Only if you're parked next to the other operator you may sound lousy by overloading their receive and distorting the receive of their radio. I'm sure you've heard, "kickers only sound good in the distance. It's only true of poor quality or improperly installed units.
Amplifiers of up to 250 watts should be wired directly to the positive and negative terminals of the battery with #10 wire for runs up to 12 feet and #8 for longer runs. I recommend brass battery post extenders as always. A #10 quick disconnect is a good idea so you won't have to cut wires to remove the unit if need be.
Don't forget an inline fuse or circuit breaker on the positive lead at the battery. (BCB has wire, quick disconnects, inline fuse holders and both types of battery post extenders in stock.

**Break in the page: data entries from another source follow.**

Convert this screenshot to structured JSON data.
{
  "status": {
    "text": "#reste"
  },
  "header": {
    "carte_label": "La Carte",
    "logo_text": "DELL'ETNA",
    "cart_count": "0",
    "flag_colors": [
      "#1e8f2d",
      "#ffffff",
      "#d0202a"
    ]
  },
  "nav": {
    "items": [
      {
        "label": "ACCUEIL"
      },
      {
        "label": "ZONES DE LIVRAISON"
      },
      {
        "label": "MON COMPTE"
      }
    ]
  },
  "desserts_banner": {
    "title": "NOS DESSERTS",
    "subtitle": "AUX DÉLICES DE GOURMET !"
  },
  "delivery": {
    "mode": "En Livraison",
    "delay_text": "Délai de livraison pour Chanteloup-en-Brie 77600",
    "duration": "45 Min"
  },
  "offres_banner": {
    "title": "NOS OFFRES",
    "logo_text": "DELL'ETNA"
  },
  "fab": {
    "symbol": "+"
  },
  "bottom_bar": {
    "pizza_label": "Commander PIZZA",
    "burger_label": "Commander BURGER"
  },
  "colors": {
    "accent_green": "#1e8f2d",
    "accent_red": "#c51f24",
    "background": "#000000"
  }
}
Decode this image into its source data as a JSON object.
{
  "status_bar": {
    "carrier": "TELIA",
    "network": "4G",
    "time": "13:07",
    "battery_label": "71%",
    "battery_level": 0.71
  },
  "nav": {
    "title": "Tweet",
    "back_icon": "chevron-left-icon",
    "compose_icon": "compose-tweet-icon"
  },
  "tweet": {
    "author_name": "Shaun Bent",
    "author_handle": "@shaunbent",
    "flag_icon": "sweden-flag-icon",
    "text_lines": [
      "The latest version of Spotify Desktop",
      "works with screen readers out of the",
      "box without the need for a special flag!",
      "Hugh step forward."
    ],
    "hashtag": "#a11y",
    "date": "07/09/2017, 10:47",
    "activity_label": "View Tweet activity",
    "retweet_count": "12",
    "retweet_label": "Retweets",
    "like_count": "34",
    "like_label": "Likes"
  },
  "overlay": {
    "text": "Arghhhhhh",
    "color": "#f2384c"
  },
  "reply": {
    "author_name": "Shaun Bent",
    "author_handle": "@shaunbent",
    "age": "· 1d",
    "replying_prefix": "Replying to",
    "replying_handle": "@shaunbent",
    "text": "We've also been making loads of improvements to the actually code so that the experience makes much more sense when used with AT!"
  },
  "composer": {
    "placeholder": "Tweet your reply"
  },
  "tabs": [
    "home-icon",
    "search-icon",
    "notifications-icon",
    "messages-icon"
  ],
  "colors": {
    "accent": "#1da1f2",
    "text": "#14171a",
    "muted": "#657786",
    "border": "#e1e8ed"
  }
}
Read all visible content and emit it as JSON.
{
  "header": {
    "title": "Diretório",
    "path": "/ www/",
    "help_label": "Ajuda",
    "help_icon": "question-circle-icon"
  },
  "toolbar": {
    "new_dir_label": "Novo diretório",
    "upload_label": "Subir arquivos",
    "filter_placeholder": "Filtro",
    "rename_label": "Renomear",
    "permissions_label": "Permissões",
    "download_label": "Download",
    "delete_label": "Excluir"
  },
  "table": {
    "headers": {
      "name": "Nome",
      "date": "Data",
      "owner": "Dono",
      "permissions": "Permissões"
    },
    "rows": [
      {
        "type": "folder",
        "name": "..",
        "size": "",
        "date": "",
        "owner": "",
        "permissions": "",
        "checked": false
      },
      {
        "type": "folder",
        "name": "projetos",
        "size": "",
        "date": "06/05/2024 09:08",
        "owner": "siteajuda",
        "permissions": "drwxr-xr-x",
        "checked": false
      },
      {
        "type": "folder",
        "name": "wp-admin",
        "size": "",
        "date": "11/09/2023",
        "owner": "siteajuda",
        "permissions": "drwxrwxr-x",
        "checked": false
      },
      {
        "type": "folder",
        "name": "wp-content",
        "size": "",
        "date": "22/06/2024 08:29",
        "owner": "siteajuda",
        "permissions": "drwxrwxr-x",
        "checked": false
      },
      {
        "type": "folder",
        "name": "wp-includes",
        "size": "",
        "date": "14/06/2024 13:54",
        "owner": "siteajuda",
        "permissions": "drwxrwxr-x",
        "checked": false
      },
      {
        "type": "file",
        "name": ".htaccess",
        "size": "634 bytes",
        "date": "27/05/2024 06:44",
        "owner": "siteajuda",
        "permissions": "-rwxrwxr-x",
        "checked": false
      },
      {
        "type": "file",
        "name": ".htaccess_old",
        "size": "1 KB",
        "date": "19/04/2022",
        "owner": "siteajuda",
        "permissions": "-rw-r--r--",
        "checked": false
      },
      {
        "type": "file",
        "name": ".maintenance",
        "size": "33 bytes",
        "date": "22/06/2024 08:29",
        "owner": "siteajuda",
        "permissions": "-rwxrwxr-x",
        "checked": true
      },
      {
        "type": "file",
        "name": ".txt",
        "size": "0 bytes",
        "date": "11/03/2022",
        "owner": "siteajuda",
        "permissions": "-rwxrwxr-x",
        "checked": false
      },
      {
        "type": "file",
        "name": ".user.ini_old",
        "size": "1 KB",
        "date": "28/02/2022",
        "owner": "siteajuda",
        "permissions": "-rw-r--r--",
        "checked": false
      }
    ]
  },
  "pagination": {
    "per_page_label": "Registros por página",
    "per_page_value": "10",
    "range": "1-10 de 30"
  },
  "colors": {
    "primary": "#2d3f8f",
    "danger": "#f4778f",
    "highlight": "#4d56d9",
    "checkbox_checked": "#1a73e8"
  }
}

Find a mounting location that will allow air flow to the heatsink. Don't install it in the glove box or in a closed console. Under the front seat is a good possibility. Run a braided grounding strap from the case of the amp to a close chassis ground. You can use the braided shield from a spare piece of coax cable.
In connecting the radio to the amplifier there are two lengths of cable that I recommend. If the amp is mounted to or close to the radio, use a I foot or less piece of coax. If one foot of cable won't do it use 1/2 wave length multiples of cable. Refer to the earlier article on coax for the formula.
SWR readings are done with the amplifier in line. Connect the meter input coax to the antenna output of the amp. If you connect it before the amp your reading will only be the match between the radio and amp when you turn on the power. The important match is the antenna.
First check and set the match with the amp off. If there are any problems it's best to find out with low power. The transistors in the amp are expensive and will quickly fail with an extreme mismatch. If all is well, switch the amp on and re-calibrate the meter. The match may go up a bit but a 2:1 is OK. If your match goes up more than that try a low pass filter.
Different power levels to me are bells and whistles that I never used, if you need power use it. If you don't, turn it off. Amplifiers are available in what they call 2, 3 and 4 stage. This means 2, 3 or 4 power levels.
Low/High, Low/Med/High, or Low/.N4ed/High/Max. They have a selectable attenuator on the input that reduce the drive from your radio into the amp. Most people think the more the better. Almost all amps are bi-amp. This is that they have a switchable receive preamp. Most of them pull in more noise than signal making them useless. But this also depends on the radio and installation.
The unit I mentioned earlier in this article has a sideband delay adjustment on the rear of the unit. This can be adjusted for different individuals. Some operators speak quickly and don't take long pauses during transmissions. Others take frequent pauses. This adjustment allows you to tailor the delay to your individual radio habits.
Following these basic rules and taking the time to do a quality job will insure great long lasting results. If you already have a linear, check and see if everything is set up as described earlier. You may improve the sound and range of an existing station.